The Jews, together with the Romans, on behalf of fallen mankind, may have killed Jesus with evil intent, but God intended it for good. Through the gospel of Jesus Christ many nations have turned aside from the worship of dumb idols and to worship the only true and eternal God, the God of Abraham, Isaac and Jacob.

No matter how much we pretend that the issue of Jesus’ death and the question of who was to blame does not concern us, it remains an unavoidable issue. We are all made to confront our guilt in regard to the death of this innocent one in whom not even Pilate was able to find fault. (Truly he was the Passover Lamb without blemish or defect.) We are all made to confront the fact that: “It was the Lord’s will to crush him and cause him to suffer” and that the Lord made “his life to be a guilt offering” on behalf of us, the guilty ones (Isaiah 53:10).

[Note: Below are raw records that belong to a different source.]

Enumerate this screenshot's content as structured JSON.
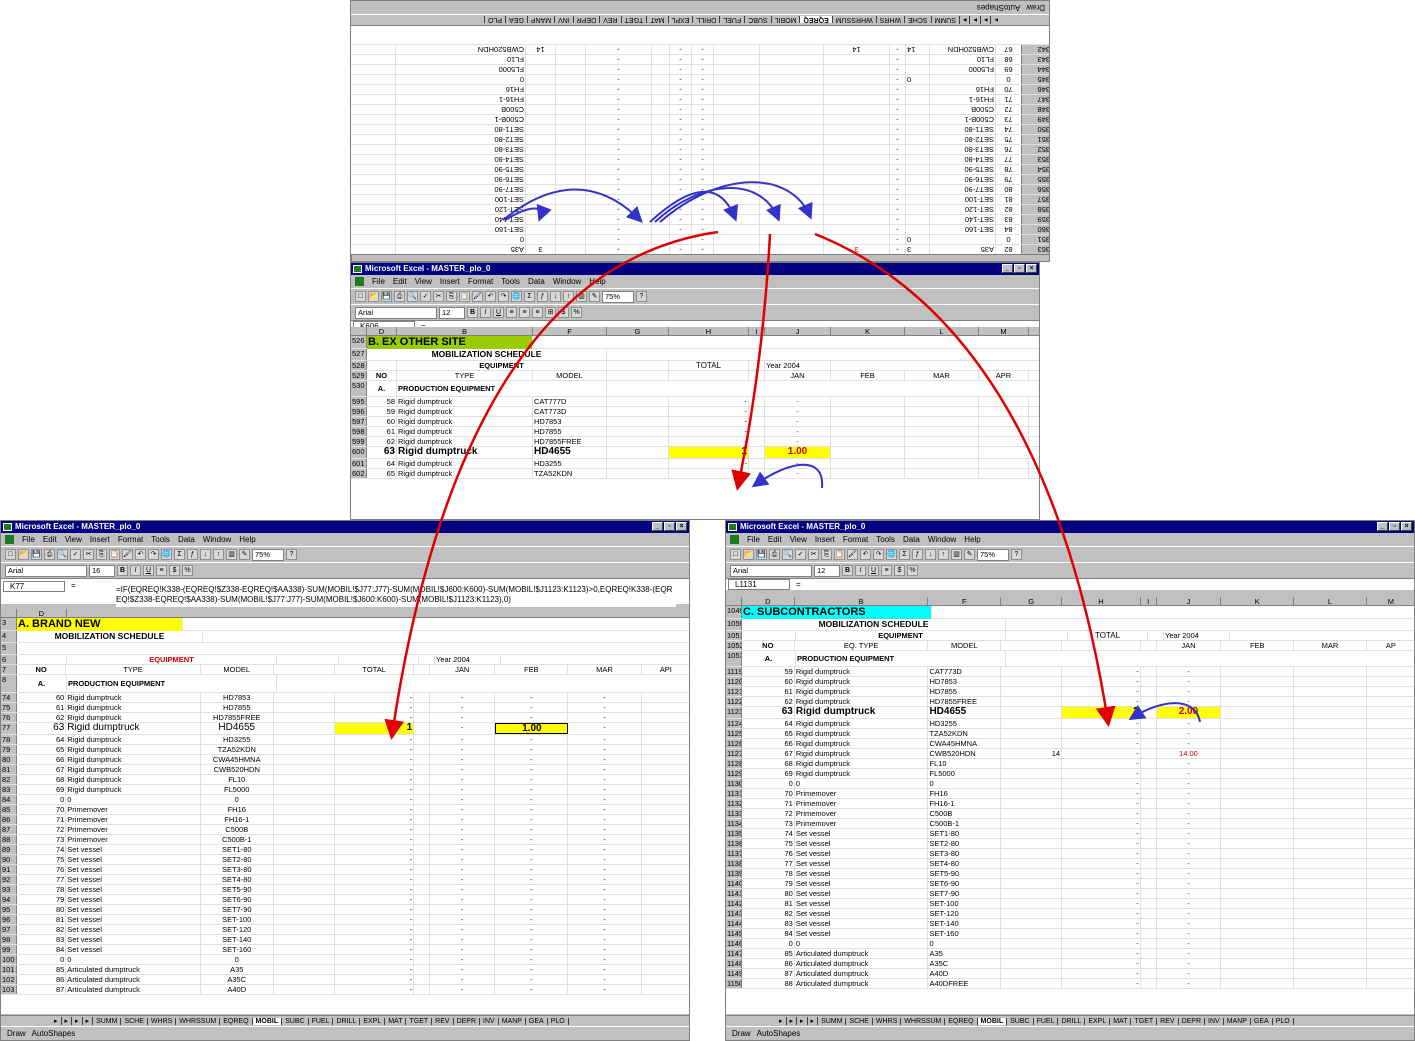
{
  "top": {
    "draw_label": "Draw",
    "autoshapes_label": "AutoShapes",
    "tabs": [
      "SUMM",
      "SCHE",
      "WHRS",
      "WHRSSUM",
      "EQREQ",
      "MOBIL",
      "SUBC",
      "FUEL",
      "DRILL",
      "EXPL",
      "MAT",
      "TGET",
      "REV",
      "DEPR",
      "INV",
      "MANP",
      "GEA",
      "PLO"
    ],
    "active_tab": "EQREQ",
    "rows": [
      {
        "n": "363",
        "a": "82",
        "b": "A35",
        "c": "3",
        "d": "3",
        "red": true
      },
      {
        "n": "351",
        "a": "0",
        "b": "",
        "c": "0",
        "d": ""
      },
      {
        "n": "360",
        "a": "84",
        "b": "SET-160",
        "c": "",
        "d": ""
      },
      {
        "n": "359",
        "a": "83",
        "b": "SET-140",
        "c": "",
        "d": ""
      },
      {
        "n": "358",
        "a": "82",
        "b": "SET-120",
        "c": "",
        "d": ""
      },
      {
        "n": "357",
        "a": "81",
        "b": "SET-100",
        "c": "",
        "d": ""
      },
      {
        "n": "356",
        "a": "80",
        "b": "SET7-90",
        "c": "",
        "d": ""
      },
      {
        "n": "355",
        "a": "79",
        "b": "SET6-90",
        "c": "",
        "d": ""
      },
      {
        "n": "354",
        "a": "78",
        "b": "SET5-90",
        "c": "",
        "d": ""
      },
      {
        "n": "353",
        "a": "77",
        "b": "SET4-80",
        "c": "",
        "d": ""
      },
      {
        "n": "352",
        "a": "76",
        "b": "SET3-80",
        "c": "",
        "d": ""
      },
      {
        "n": "351",
        "a": "75",
        "b": "SET2-80",
        "c": "",
        "d": ""
      },
      {
        "n": "350",
        "a": "74",
        "b": "SET1-80",
        "c": "",
        "d": ""
      },
      {
        "n": "349",
        "a": "73",
        "b": "C500B-1",
        "c": "",
        "d": ""
      },
      {
        "n": "348",
        "a": "72",
        "b": "C500B",
        "c": "",
        "d": ""
      },
      {
        "n": "347",
        "a": "71",
        "b": "FH16-1",
        "c": "",
        "d": ""
      },
      {
        "n": "346",
        "a": "70",
        "b": "FH16",
        "c": "",
        "d": ""
      },
      {
        "n": "345",
        "a": "0",
        "b": "",
        "c": "0",
        "d": ""
      },
      {
        "n": "344",
        "a": "69",
        "b": "FL5000",
        "c": "",
        "d": ""
      },
      {
        "n": "343",
        "a": "68",
        "b": "FL10",
        "c": "",
        "d": ""
      },
      {
        "n": "342",
        "a": "67",
        "b": "CWB520HDN",
        "c": "14",
        "d": "14"
      }
    ],
    "right_values": [
      "A35",
      "0",
      "SET-160",
      "SET-140",
      "SET-120",
      "SET-100",
      "SET7-90",
      "SET6-90",
      "SET5-90",
      "SET4-80",
      "SET3-80",
      "SET2-80",
      "SET1-80",
      "C500B-1",
      "C500B",
      "FH16-1",
      "FH16",
      "0",
      "FL5000",
      "FL10",
      "CWB520HDN"
    ]
  },
  "middle": {
    "title": "Microsoft Excel - MASTER_plo_0",
    "menu": [
      "File",
      "Edit",
      "View",
      "Insert",
      "Format",
      "Tools",
      "Data",
      "Window",
      "Help"
    ],
    "zoom": "75%",
    "font": "Arial",
    "font_size": "12",
    "namebox": "K606",
    "cols": [
      "D",
      "B",
      "F",
      "G",
      "H",
      "I",
      "J",
      "K",
      "L",
      "M"
    ],
    "section": "B.  EX OTHER SITE",
    "schedule": "MOBILIZATION  SCHEDULE",
    "no": "NO",
    "equipment": "EQUIPMENT",
    "type": "TYPE",
    "model": "MODEL",
    "total": "TOTAL",
    "year": "Year 2004",
    "months": [
      "JAN",
      "FEB",
      "MAR",
      "APR"
    ],
    "cat_a": "A.",
    "prod": "PRODUCTION EQUIPMENT",
    "hdr_rows": [
      "526",
      "527",
      "528",
      "529",
      "530",
      "531",
      "532",
      "533"
    ],
    "rows": [
      {
        "n": "595",
        "no": "58",
        "t": "Rigid dumptruck",
        "m": "CAT777D",
        "tot": "-",
        "j": "-"
      },
      {
        "n": "596",
        "no": "59",
        "t": "Rigid dumptruck",
        "m": "CAT773D",
        "tot": "-",
        "j": "-"
      },
      {
        "n": "597",
        "no": "60",
        "t": "Rigid dumptruck",
        "m": "HD7853",
        "tot": "-",
        "j": "-"
      },
      {
        "n": "598",
        "no": "61",
        "t": "Rigid dumptruck",
        "m": "HD7855",
        "tot": "-",
        "j": "-"
      },
      {
        "n": "599",
        "no": "62",
        "t": "Rigid dumptruck",
        "m": "HD7855FREE",
        "tot": "-",
        "j": "-"
      },
      {
        "n": "600",
        "no": "63",
        "t": "Rigid dumptruck",
        "m": "HD4655",
        "tot": "1",
        "j": "1.00",
        "hl": true
      },
      {
        "n": "601",
        "no": "64",
        "t": "Rigid dumptruck",
        "m": "HD3255",
        "tot": "-",
        "j": "-"
      },
      {
        "n": "602",
        "no": "65",
        "t": "Rigid dumptruck",
        "m": "TZA52KDN",
        "tot": "-",
        "j": "-"
      }
    ]
  },
  "left": {
    "title": "Microsoft Excel - MASTER_plo_0",
    "menu": [
      "File",
      "Edit",
      "View",
      "Insert",
      "Format",
      "Tools",
      "Data",
      "Window",
      "Help"
    ],
    "zoom": "75%",
    "font": "Arial",
    "font_size": "16",
    "namebox": "K77",
    "formula": "=IF(EQREQ!K338-(EQREQ!$Z338-EQREQ!$AA338)-SUM(MOBIL!$J77:J77)-SUM(MOBIL!$J600:K600)-SUM(MOBIL!$J1123:K1123)>0,EQREQ!K338-(EQREQ!$Z338-EQREQ!$AA338)-SUM(MOBIL!$J77:J77)-SUM(MOBIL!$J600:K600)-SUM(MOBIL!$J1123:K1123),0)",
    "section": "A.  BRAND  NEW",
    "schedule": "MOBILIZATION  SCHEDULE",
    "no": "NO",
    "equipment": "EQUIPMENT",
    "type": "TYPE",
    "model": "MODEL",
    "total": "TOTAL",
    "year": "Year 2004",
    "months": [
      "JAN",
      "FEB",
      "MAR",
      "API"
    ],
    "cat_a": "A.",
    "prod": "PRODUCTION EQUIPMENT",
    "col_d": "D",
    "hdr_rows": [
      "3",
      "4",
      "5",
      "6",
      "7",
      "8",
      "9",
      "10"
    ],
    "rows": [
      {
        "n": "74",
        "no": "60",
        "t": "Rigid dumptruck",
        "m": "HD7853",
        "tot": "-",
        "j": "-",
        "f": "-"
      },
      {
        "n": "75",
        "no": "61",
        "t": "Rigid dumptruck",
        "m": "HD7855",
        "tot": "-",
        "j": "-",
        "f": "-"
      },
      {
        "n": "76",
        "no": "62",
        "t": "Rigid dumptruck",
        "m": "HD7855FREE",
        "tot": "-",
        "j": "-",
        "f": "-"
      },
      {
        "n": "77",
        "no": "63",
        "t": "Rigid dumptruck",
        "m": "HD4655",
        "tot": "1",
        "j": "-",
        "f": "1.00",
        "hl": true
      },
      {
        "n": "78",
        "no": "64",
        "t": "Rigid dumptruck",
        "m": "HD3255",
        "tot": "-",
        "j": "-",
        "f": "-"
      },
      {
        "n": "79",
        "no": "65",
        "t": "Rigid dumptruck",
        "m": "TZA52KDN",
        "tot": "-",
        "j": "-",
        "f": "-"
      },
      {
        "n": "80",
        "no": "66",
        "t": "Rigid dumptruck",
        "m": "CWA45HMNA",
        "tot": "-",
        "j": "-",
        "f": "-"
      },
      {
        "n": "81",
        "no": "67",
        "t": "Rigid dumptruck",
        "m": "CWB520HDN",
        "tot": "-",
        "j": "-",
        "f": "-"
      },
      {
        "n": "82",
        "no": "68",
        "t": "Rigid dumptruck",
        "m": "FL10",
        "tot": "-",
        "j": "-",
        "f": "-"
      },
      {
        "n": "83",
        "no": "69",
        "t": "Rigid dumptruck",
        "m": "FL5000",
        "tot": "-",
        "j": "-",
        "f": "-"
      },
      {
        "n": "84",
        "no": "0",
        "t": "0",
        "m": "0",
        "tot": "-",
        "j": "-",
        "f": "-"
      },
      {
        "n": "85",
        "no": "70",
        "t": "Primemover",
        "m": "FH16",
        "tot": "-",
        "j": "-",
        "f": "-"
      },
      {
        "n": "86",
        "no": "71",
        "t": "Primemover",
        "m": "FH16-1",
        "tot": "-",
        "j": "-",
        "f": "-"
      },
      {
        "n": "87",
        "no": "72",
        "t": "Primemover",
        "m": "C500B",
        "tot": "-",
        "j": "-",
        "f": "-"
      },
      {
        "n": "88",
        "no": "73",
        "t": "Primemover",
        "m": "C500B-1",
        "tot": "-",
        "j": "-",
        "f": "-"
      },
      {
        "n": "89",
        "no": "74",
        "t": "Set vessel",
        "m": "SET1-80",
        "tot": "-",
        "j": "-",
        "f": "-"
      },
      {
        "n": "90",
        "no": "75",
        "t": "Set vessel",
        "m": "SET2-80",
        "tot": "-",
        "j": "-",
        "f": "-"
      },
      {
        "n": "91",
        "no": "76",
        "t": "Set vessel",
        "m": "SET3-80",
        "tot": "-",
        "j": "-",
        "f": "-"
      },
      {
        "n": "92",
        "no": "77",
        "t": "Set vessel",
        "m": "SET4-80",
        "tot": "-",
        "j": "-",
        "f": "-"
      },
      {
        "n": "93",
        "no": "78",
        "t": "Set vessel",
        "m": "SET5-90",
        "tot": "-",
        "j": "-",
        "f": "-"
      },
      {
        "n": "94",
        "no": "79",
        "t": "Set vessel",
        "m": "SET6-90",
        "tot": "-",
        "j": "-",
        "f": "-"
      },
      {
        "n": "95",
        "no": "80",
        "t": "Set vessel",
        "m": "SET7-90",
        "tot": "-",
        "j": "-",
        "f": "-"
      },
      {
        "n": "96",
        "no": "81",
        "t": "Set vessel",
        "m": "SET-100",
        "tot": "-",
        "j": "-",
        "f": "-"
      },
      {
        "n": "97",
        "no": "82",
        "t": "Set vessel",
        "m": "SET-120",
        "tot": "-",
        "j": "-",
        "f": "-"
      },
      {
        "n": "98",
        "no": "83",
        "t": "Set vessel",
        "m": "SET-140",
        "tot": "-",
        "j": "-",
        "f": "-"
      },
      {
        "n": "99",
        "no": "84",
        "t": "Set vessel",
        "m": "SET-160",
        "tot": "-",
        "j": "-",
        "f": "-"
      },
      {
        "n": "100",
        "no": "0",
        "t": "0",
        "m": "0",
        "tot": "-",
        "j": "-",
        "f": "-"
      },
      {
        "n": "101",
        "no": "85",
        "t": "Articulated dumptruck",
        "m": "A35",
        "tot": "-",
        "j": "-",
        "f": "-"
      },
      {
        "n": "102",
        "no": "86",
        "t": "Articulated dumptruck",
        "m": "A35C",
        "tot": "-",
        "j": "-",
        "f": "-"
      },
      {
        "n": "103",
        "no": "87",
        "t": "Articulated dumptruck",
        "m": "A40D",
        "tot": "-",
        "j": "-",
        "f": "-"
      }
    ],
    "tabs": [
      "SUMM",
      "SCHE",
      "WHRS",
      "WHRSSUM",
      "EQREQ",
      "MOBIL",
      "SUBC",
      "FUEL",
      "DRILL",
      "EXPL",
      "MAT",
      "TGET",
      "REV",
      "DEPR",
      "INV",
      "MANP",
      "GEA",
      "PLO"
    ],
    "active_tab": "MOBIL",
    "draw_label": "Draw",
    "autoshapes_label": "AutoShapes"
  },
  "right": {
    "title": "Microsoft Excel - MASTER_plo_0",
    "menu": [
      "File",
      "Edit",
      "View",
      "Insert",
      "Format",
      "Tools",
      "Data",
      "Window",
      "Help"
    ],
    "zoom": "75%",
    "font": "Arial",
    "font_size": "12",
    "namebox": "L1131",
    "cols": [
      "D",
      "B",
      "F",
      "G",
      "H",
      "I",
      "J",
      "K",
      "L",
      "M"
    ],
    "section": "C.  SUBCONTRACTORS",
    "schedule": "MOBILIZATION  SCHEDULE",
    "no": "NO",
    "equipment": "EQUIPMENT",
    "type": "EQ. TYPE",
    "model": "MODEL",
    "total": "TOTAL",
    "year": "Year 2004",
    "months": [
      "JAN",
      "FEB",
      "MAR",
      "AP"
    ],
    "cat_a": "A.",
    "prod": "PRODUCTION EQUIPMENT",
    "hdr_rows": [
      "1049",
      "1050",
      "1051",
      "1052",
      "1053",
      "1054",
      "1055"
    ],
    "rows": [
      {
        "n": "1119",
        "no": "59",
        "t": "Rigid dumptruck",
        "m": "CAT773D",
        "g": "",
        "tot": "-",
        "j": "-"
      },
      {
        "n": "1120",
        "no": "60",
        "t": "Rigid dumptruck",
        "m": "HD7853",
        "g": "",
        "tot": "-",
        "j": "-"
      },
      {
        "n": "1121",
        "no": "61",
        "t": "Rigid dumptruck",
        "m": "HD7855",
        "g": "",
        "tot": "-",
        "j": "-"
      },
      {
        "n": "1122",
        "no": "62",
        "t": "Rigid dumptruck",
        "m": "HD7855FREE",
        "g": "",
        "tot": "-",
        "j": "-"
      },
      {
        "n": "1123",
        "no": "63",
        "t": "Rigid dumptruck",
        "m": "HD4655",
        "g": "",
        "tot": "2",
        "j": "2.00",
        "hl": true
      },
      {
        "n": "1124",
        "no": "64",
        "t": "Rigid dumptruck",
        "m": "HD3255",
        "g": "",
        "tot": "-",
        "j": "-"
      },
      {
        "n": "1125",
        "no": "65",
        "t": "Rigid dumptruck",
        "m": "TZA52KDN",
        "g": "",
        "tot": "-",
        "j": "-"
      },
      {
        "n": "1126",
        "no": "66",
        "t": "Rigid dumptruck",
        "m": "CWA45HMNA",
        "g": "",
        "tot": "-",
        "j": "-"
      },
      {
        "n": "1127",
        "no": "67",
        "t": "Rigid dumptruck",
        "m": "CWB520HDN",
        "g": "14",
        "tot": "-",
        "j": "14.00"
      },
      {
        "n": "1128",
        "no": "68",
        "t": "Rigid dumptruck",
        "m": "FL10",
        "g": "",
        "tot": "-",
        "j": "-"
      },
      {
        "n": "1129",
        "no": "69",
        "t": "Rigid dumptruck",
        "m": "FL5000",
        "g": "",
        "tot": "-",
        "j": "-"
      },
      {
        "n": "1130",
        "no": "0",
        "t": "0",
        "m": "0",
        "g": "",
        "tot": "-",
        "j": "-"
      },
      {
        "n": "1131",
        "no": "70",
        "t": "Primemover",
        "m": "FH16",
        "g": "",
        "tot": "-",
        "j": "-"
      },
      {
        "n": "1132",
        "no": "71",
        "t": "Primemover",
        "m": "FH16-1",
        "g": "",
        "tot": "-",
        "j": "-"
      },
      {
        "n": "1133",
        "no": "72",
        "t": "Primemover",
        "m": "C500B",
        "g": "",
        "tot": "-",
        "j": "-"
      },
      {
        "n": "1134",
        "no": "73",
        "t": "Primemover",
        "m": "C500B-1",
        "g": "",
        "tot": "-",
        "j": "-"
      },
      {
        "n": "1135",
        "no": "74",
        "t": "Set vessel",
        "m": "SET1-80",
        "g": "",
        "tot": "-",
        "j": "-"
      },
      {
        "n": "1136",
        "no": "75",
        "t": "Set vessel",
        "m": "SET2-80",
        "g": "",
        "tot": "-",
        "j": "-"
      },
      {
        "n": "1137",
        "no": "76",
        "t": "Set vessel",
        "m": "SET3-80",
        "g": "",
        "tot": "-",
        "j": "-"
      },
      {
        "n": "1138",
        "no": "77",
        "t": "Set vessel",
        "m": "SET4-80",
        "g": "",
        "tot": "-",
        "j": "-"
      },
      {
        "n": "1139",
        "no": "78",
        "t": "Set vessel",
        "m": "SET5-90",
        "g": "",
        "tot": "-",
        "j": "-"
      },
      {
        "n": "1140",
        "no": "79",
        "t": "Set vessel",
        "m": "SET6-90",
        "g": "",
        "tot": "-",
        "j": "-"
      },
      {
        "n": "1141",
        "no": "80",
        "t": "Set vessel",
        "m": "SET7-90",
        "g": "",
        "tot": "-",
        "j": "-"
      },
      {
        "n": "1142",
        "no": "81",
        "t": "Set vessel",
        "m": "SET-100",
        "g": "",
        "tot": "-",
        "j": "-"
      },
      {
        "n": "1143",
        "no": "82",
        "t": "Set vessel",
        "m": "SET-120",
        "g": "",
        "tot": "-",
        "j": "-"
      },
      {
        "n": "1144",
        "no": "83",
        "t": "Set vessel",
        "m": "SET-140",
        "g": "",
        "tot": "-",
        "j": "-"
      },
      {
        "n": "1145",
        "no": "84",
        "t": "Set vessel",
        "m": "SET-160",
        "g": "",
        "tot": "-",
        "j": "-"
      },
      {
        "n": "1146",
        "no": "0",
        "t": "0",
        "m": "0",
        "g": "",
        "tot": "-",
        "j": "-"
      },
      {
        "n": "1147",
        "no": "85",
        "t": "Articulated dumptruck",
        "m": "A35",
        "g": "",
        "tot": "-",
        "j": "-"
      },
      {
        "n": "1148",
        "no": "86",
        "t": "Articulated dumptruck",
        "m": "A35C",
        "g": "",
        "tot": "-",
        "j": "-"
      },
      {
        "n": "1149",
        "no": "87",
        "t": "Articulated dumptruck",
        "m": "A40D",
        "g": "",
        "tot": "-",
        "j": "-"
      },
      {
        "n": "1150",
        "no": "88",
        "t": "Articulated dumptruck",
        "m": "A40DFREE",
        "g": "",
        "tot": "-",
        "j": "-"
      }
    ],
    "tabs": [
      "SUMM",
      "SCHE",
      "WHRS",
      "WHRSSUM",
      "EQREQ",
      "MOBIL",
      "SUBC",
      "FUEL",
      "DRILL",
      "EXPL",
      "MAT",
      "TGET",
      "REV",
      "DEPR",
      "INV",
      "MANP",
      "GEA",
      "PLO"
    ],
    "active_tab": "MOBIL",
    "draw_label": "Draw",
    "autoshapes_label": "AutoShapes"
  },
  "colors": {
    "section_green": "#99cc00",
    "section_yellow": "#ffff00",
    "section_cyan": "#00ffff",
    "title_blue": "#000080",
    "arrow_red": "#e00000",
    "arrow_blue": "#3333cc"
  }
}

How does the death of Jesus relate to Passover? Jesus said, “Whoever believes in me shall not perish but have eternal life” (John 3:15). Before the Israelites were delivered from their slavery in Egypt, they were required to sacrifice the Passover lamb, which had to be a lamb without defect. They had to apply the blood of the lamb to the sides and tops of the doorframes of their houses. The LORD said that the blood was to be a sign for them – “for when I see the blood I will pass over you,” but only those who applied the blood of the Passover lamb to the doorposts of their homes were saved and delivered from the judgment that came upon Egypt.

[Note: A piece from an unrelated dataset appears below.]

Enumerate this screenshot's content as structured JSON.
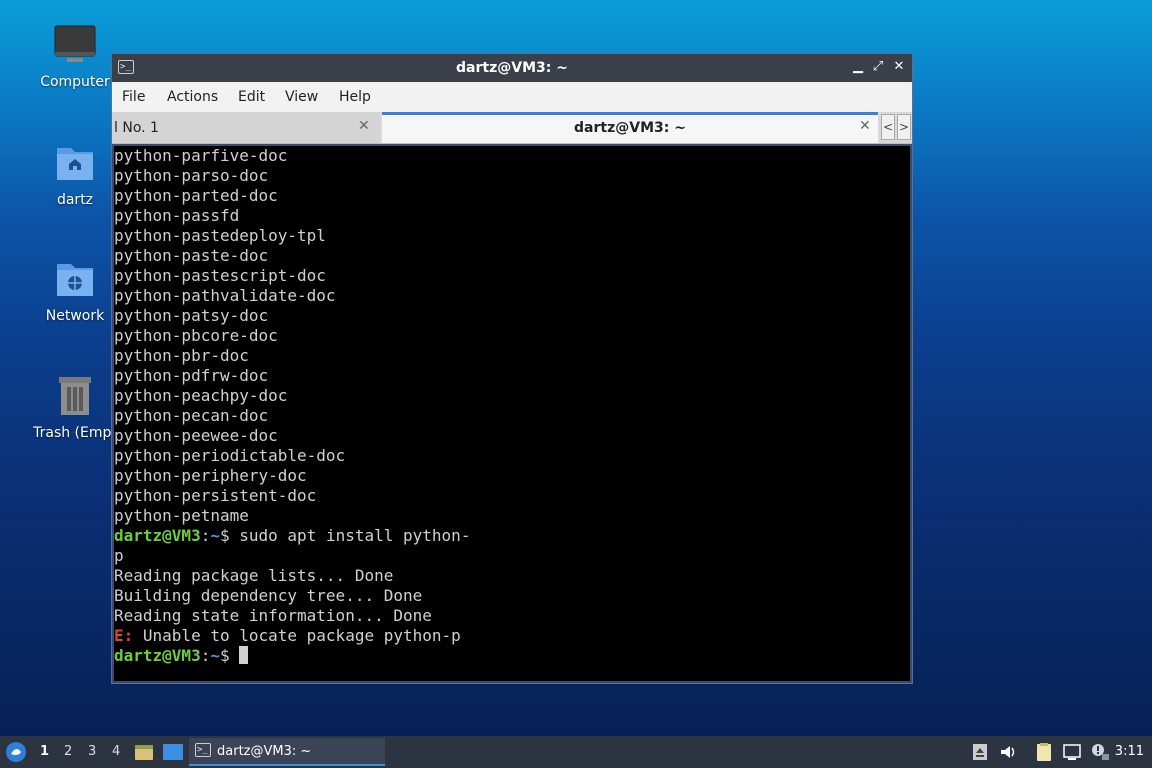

At the final Passover meal Jesus took the cup and said, “This is my blood of the new covenant, which is poured out for many for the forgiveness of sins” (Matt.26:27).

May his blood indeed be upon us all, to save, to cleanse and to protect, but not to condemn. Jesus prayed for all those who either killed him or demanded that he be killed, “Father forgive them for they know not what they do.”

“Who killed Jesus?” Every one of us is guilty as charged, but we will be declared righteous in the sight of him who is also the Judge, if we acknowledge that Jesus paid our debt and we are now covered by the blood of the Lamb, the blood of the New Covenant – For the Lord still says, “when I see the blood I will pass over you!”